Muttahida Majlis-i-Amal (MMA) lawmaker Abdul Rasheed has lashed out at the Aurat March which was held across Pakistani cities on March 8, saying he would complain to police to have a case registered against the organisers of the event which he alleged disrespected women and was in violation of Islamic principles.
Addressing a session of the Sindh Assembly on Tuesday, the MPA mainly targeted the Aurat (Women's) March which took place at the Frere Hall in Karachi.
He requested the Sindh government's support in registering a first information report (FIR) against the march's organisers, saying he hoped the provincial government would cooperate with him "on the basis of the ideology and laws of Pakistan".
Women in large numbers, as well as men, had participated in last week's Aurat March held across the country to mark International Women’s Day. The first such march took place in Karachi in 2018; this year, the rally was extended to more cities including Lahore, Multan, Faisalabad, Larkana and Hyderabad.

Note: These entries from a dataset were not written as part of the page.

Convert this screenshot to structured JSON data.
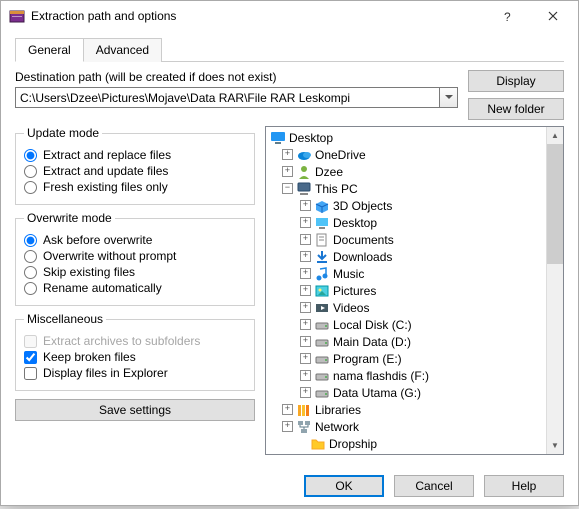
{
  "title": "Extraction path and options",
  "tabs": {
    "general": "General",
    "advanced": "Advanced"
  },
  "path": {
    "label": "Destination path (will be created if does not exist)",
    "value": "C:\\Users\\Dzee\\Pictures\\Mojave\\Data RAR\\File RAR Leskompi"
  },
  "buttons": {
    "display": "Display",
    "newfolder": "New folder",
    "save": "Save settings",
    "ok": "OK",
    "cancel": "Cancel",
    "help": "Help"
  },
  "groups": {
    "update": {
      "legend": "Update mode",
      "opt1": "Extract and replace files",
      "opt2": "Extract and update files",
      "opt3": "Fresh existing files only"
    },
    "overwrite": {
      "legend": "Overwrite mode",
      "opt1": "Ask before overwrite",
      "opt2": "Overwrite without prompt",
      "opt3": "Skip existing files",
      "opt4": "Rename automatically"
    },
    "misc": {
      "legend": "Miscellaneous",
      "opt1": "Extract archives to subfolders",
      "opt2": "Keep broken files",
      "opt3": "Display files in Explorer"
    }
  },
  "tree": {
    "desktop": "Desktop",
    "onedrive": "OneDrive",
    "dzee": "Dzee",
    "thispc": "This PC",
    "obj3d": "3D Objects",
    "desk": "Desktop",
    "docs": "Documents",
    "down": "Downloads",
    "music": "Music",
    "pics": "Pictures",
    "vids": "Videos",
    "c": "Local Disk (C:)",
    "d": "Main Data (D:)",
    "e": "Program (E:)",
    "f": "nama flashdis (F:)",
    "g": "Data Utama (G:)",
    "libs": "Libraries",
    "net": "Network",
    "drop": "Dropship"
  }
}
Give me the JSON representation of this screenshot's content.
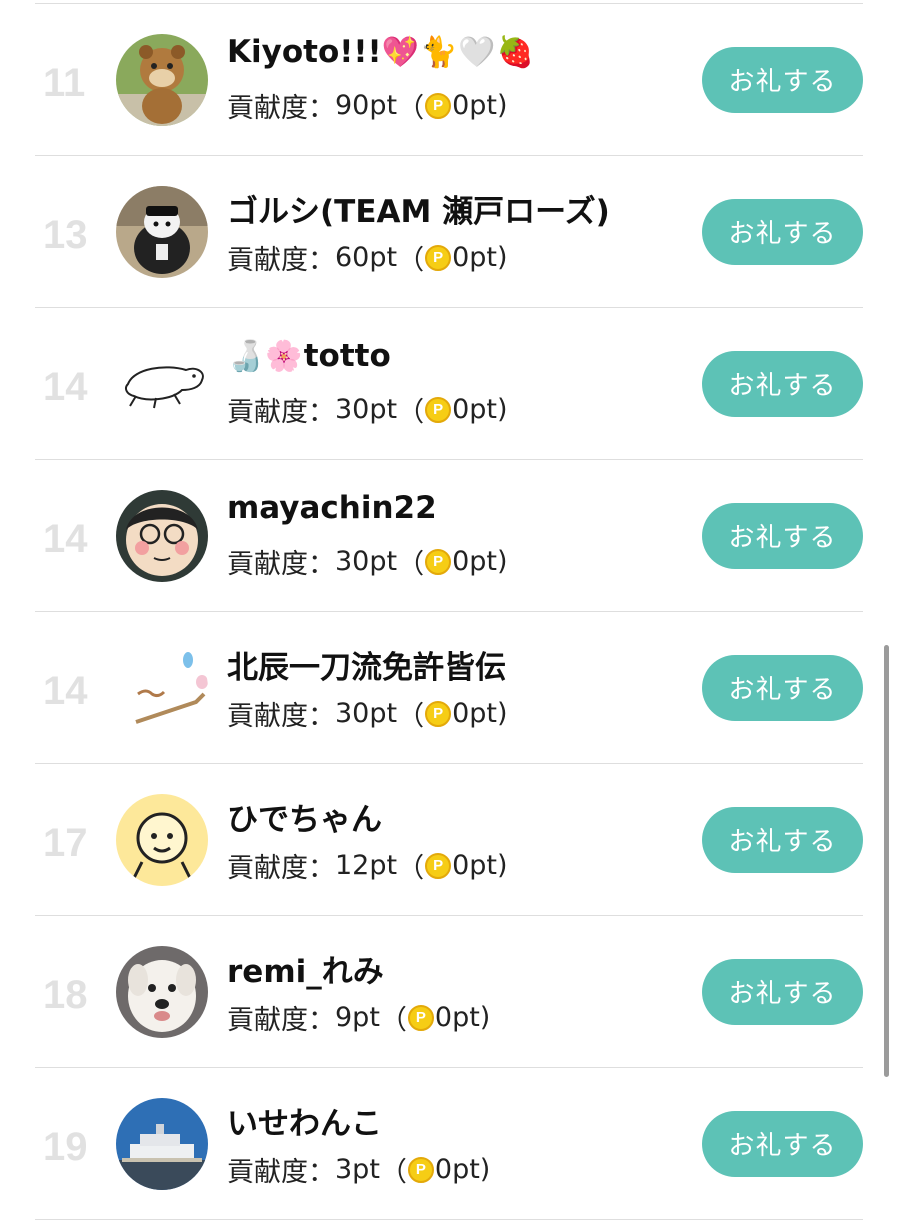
{
  "button_label": "お礼する",
  "contribution_label": "貢献度：",
  "coin_glyph": "P",
  "colors": {
    "button": "#5dc2b6",
    "rank": "#e1e1e1",
    "coin": "#f6cd15"
  },
  "rows": [
    {
      "rank": "11",
      "name": "Kiyoto!!!",
      "emoji": "💖🐈🤍🍓",
      "points": "90pt",
      "paren_open": "（",
      "coin_points": "0pt)",
      "avatar_icon": "lion-mascot-avatar"
    },
    {
      "rank": "13",
      "name": "ゴルシ(TEAM 瀬戸ローズ)",
      "emoji": "",
      "points": "60pt",
      "paren_open": "（",
      "coin_points": "0pt)",
      "avatar_icon": "horse-plush-avatar"
    },
    {
      "rank": "14",
      "name": "totto",
      "emoji_prefix": "🍶🌸",
      "points": "30pt",
      "paren_open": "（",
      "coin_points": "0pt)",
      "avatar_icon": "sketch-animal-avatar"
    },
    {
      "rank": "14",
      "name": "mayachin22",
      "emoji": "",
      "points": "30pt",
      "paren_open": "（",
      "coin_points": "0pt)",
      "avatar_icon": "glasses-face-avatar"
    },
    {
      "rank": "14",
      "name": "北辰一刀流免許皆伝",
      "emoji": "",
      "points": "30pt",
      "paren_open": "（",
      "coin_points": "0pt)",
      "avatar_icon": "sketch-brush-avatar"
    },
    {
      "rank": "17",
      "name": "ひでちゃん",
      "emoji": "",
      "points": "12pt",
      "paren_open": "（",
      "coin_points": "0pt)",
      "avatar_icon": "smiley-face-avatar"
    },
    {
      "rank": "18",
      "name": "remi_れみ",
      "emoji": "",
      "points": "9pt",
      "paren_open": "（",
      "coin_points": "0pt)",
      "avatar_icon": "dog-photo-avatar"
    },
    {
      "rank": "19",
      "name": "いせわんこ",
      "emoji": "",
      "points": "3pt",
      "paren_open": "（",
      "coin_points": "0pt)",
      "avatar_icon": "ship-photo-avatar"
    }
  ]
}
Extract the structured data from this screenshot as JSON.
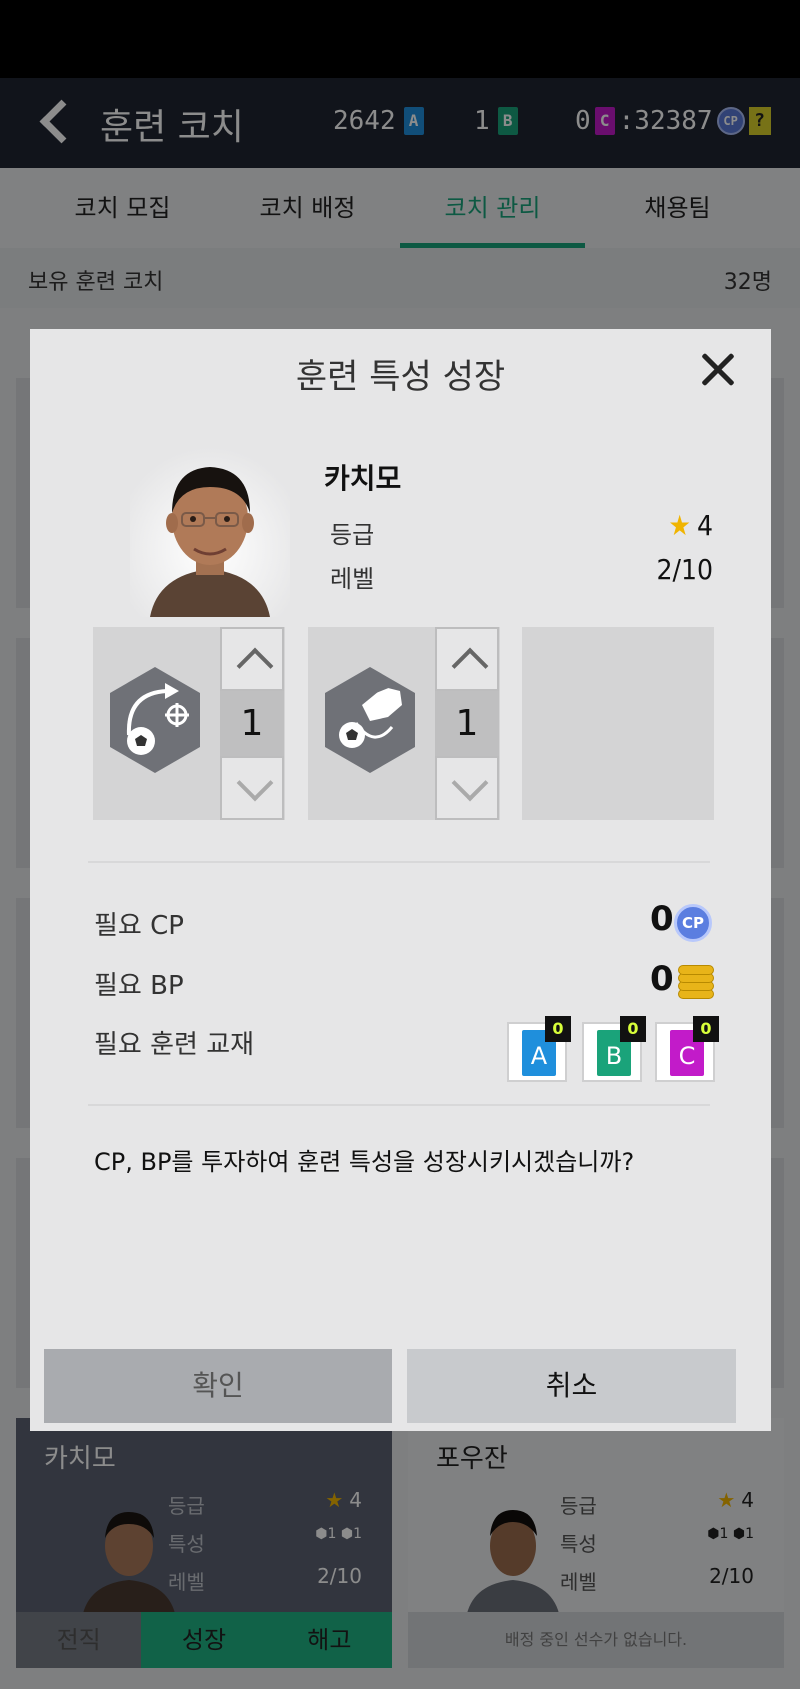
{
  "header": {
    "title": "훈련 코치",
    "currencies": [
      {
        "amount": "2642",
        "material": "A",
        "color": "#1f8fdc"
      },
      {
        "amount": "1",
        "material": "B",
        "color": "#1aa37a"
      },
      {
        "amount": "0",
        "material": "C",
        "color": "#c21bc9"
      }
    ],
    "cp_amount": ":32387",
    "cp_icon": "CP",
    "help_label": "?"
  },
  "tabs": [
    {
      "label": "코치 모집"
    },
    {
      "label": "코치 배정"
    },
    {
      "label": "코치 관리"
    },
    {
      "label": "채용팀"
    }
  ],
  "active_tab": "코치 관리",
  "summary": {
    "label": "보유 훈련 코치",
    "value": "32명"
  },
  "cards": [
    {
      "name": "카치모",
      "grade_label": "등급",
      "grade": "4",
      "trait_label": "특성",
      "trait_levels": [
        "1",
        "1"
      ],
      "level_label": "레벨",
      "level": "2/10",
      "actions": [
        "전직",
        "성장",
        "해고"
      ]
    },
    {
      "name": "포우잔",
      "grade_label": "등급",
      "grade": "4",
      "trait_label": "특성",
      "trait_levels": [
        "1",
        "1"
      ],
      "level_label": "레벨",
      "level": "2/10",
      "notice": "배정 중인 선수가 없습니다."
    }
  ],
  "modal": {
    "title": "훈련 특성 성장",
    "coach_name": "카치모",
    "grade_label": "등급",
    "grade_value": "4",
    "level_label": "레벨",
    "level_value": "2/10",
    "traits": [
      {
        "icon": "curve-shot-trait-icon",
        "value": "1"
      },
      {
        "icon": "kick-trait-icon",
        "value": "1"
      }
    ],
    "cost": {
      "cp_label": "필요 CP",
      "cp_value": "0",
      "cp_icon": "CP",
      "bp_label": "필요 BP",
      "bp_value": "0",
      "material_label": "필요 훈련 교재",
      "materials": [
        {
          "letter": "A",
          "count": "0",
          "color": "#1f8fdc"
        },
        {
          "letter": "B",
          "count": "0",
          "color": "#1aa37a"
        },
        {
          "letter": "C",
          "count": "0",
          "color": "#c21bc9"
        }
      ]
    },
    "question": "CP, BP를 투자하여 훈련 특성을 성장시키시겠습니까?",
    "confirm_label": "확인",
    "cancel_label": "취소"
  }
}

Rasheed claimed that while everyone in the Sindh Assembly knew about and understood the "sanctity of women" as well the roles assigned to them by nature and Islam, in Pakistan women were continually being disrespected.
He said the March 8 event mocked women.
"The placards held by women at the march carried such shameful slogans that a man would be embarrassed just by reading them," the MMA lawmaker claimed.
He noted that one such slogan was 'my body, my choice' and went on to say that a person, in fact, doesn't have authority over any part of their body.
"A person doesn't choose to whiten their hair or take the breaths of life," he said, adding that everyone was the property of God who has attached certain boundaries with every life.
He then turned his guns towards the ruling Pakistan Tehreek-i-Insaf (PTI). He said although the party had come into power by chanting slogans of creating a welfare state like Madinah, an incident that took place on New Year's Eve last year did not reflect that promise.
"For the first time in Pakistan's history, shameful acts were committed at Karachi's Seaview on December 31 and people had undressed and wrapped their bodies with the flags of the federal government," he claimed. Dawn.com could not independently verify if such an incident took place.
Rasheed said if the family system of Muslims did not last, no one's politics or culture would last in the country. "None of us are ready to enjoy the idea of our mothers and daughters coming out on the streets," he added.
Returning to his tirade against the Aurat March, he said if such events were ignored, they would continue and "things will go beyond boundaries".
Addressing the house and the Sindh chief minister, he said there was no space for such things in the narrative of Pakistan.
"So who gives permission for such activities in the city," he asked. "Why isn't action taken? Why aren't FIRs registered against them?"
Assembly speaker Agha Siraj Durrani interjected and said he didn't think it was the government that gave permission but the minister in-charge was in the assembly who would find out and check the matter.
Rasheed said a woman maintains relations as a mother, a daughter, a sister and then as a wife through Islamic instructions.
"This is our family system," he said, adding that while the progress, education, health and needs of women should be talked about, they should not be "brought out into the streets to be disgraced".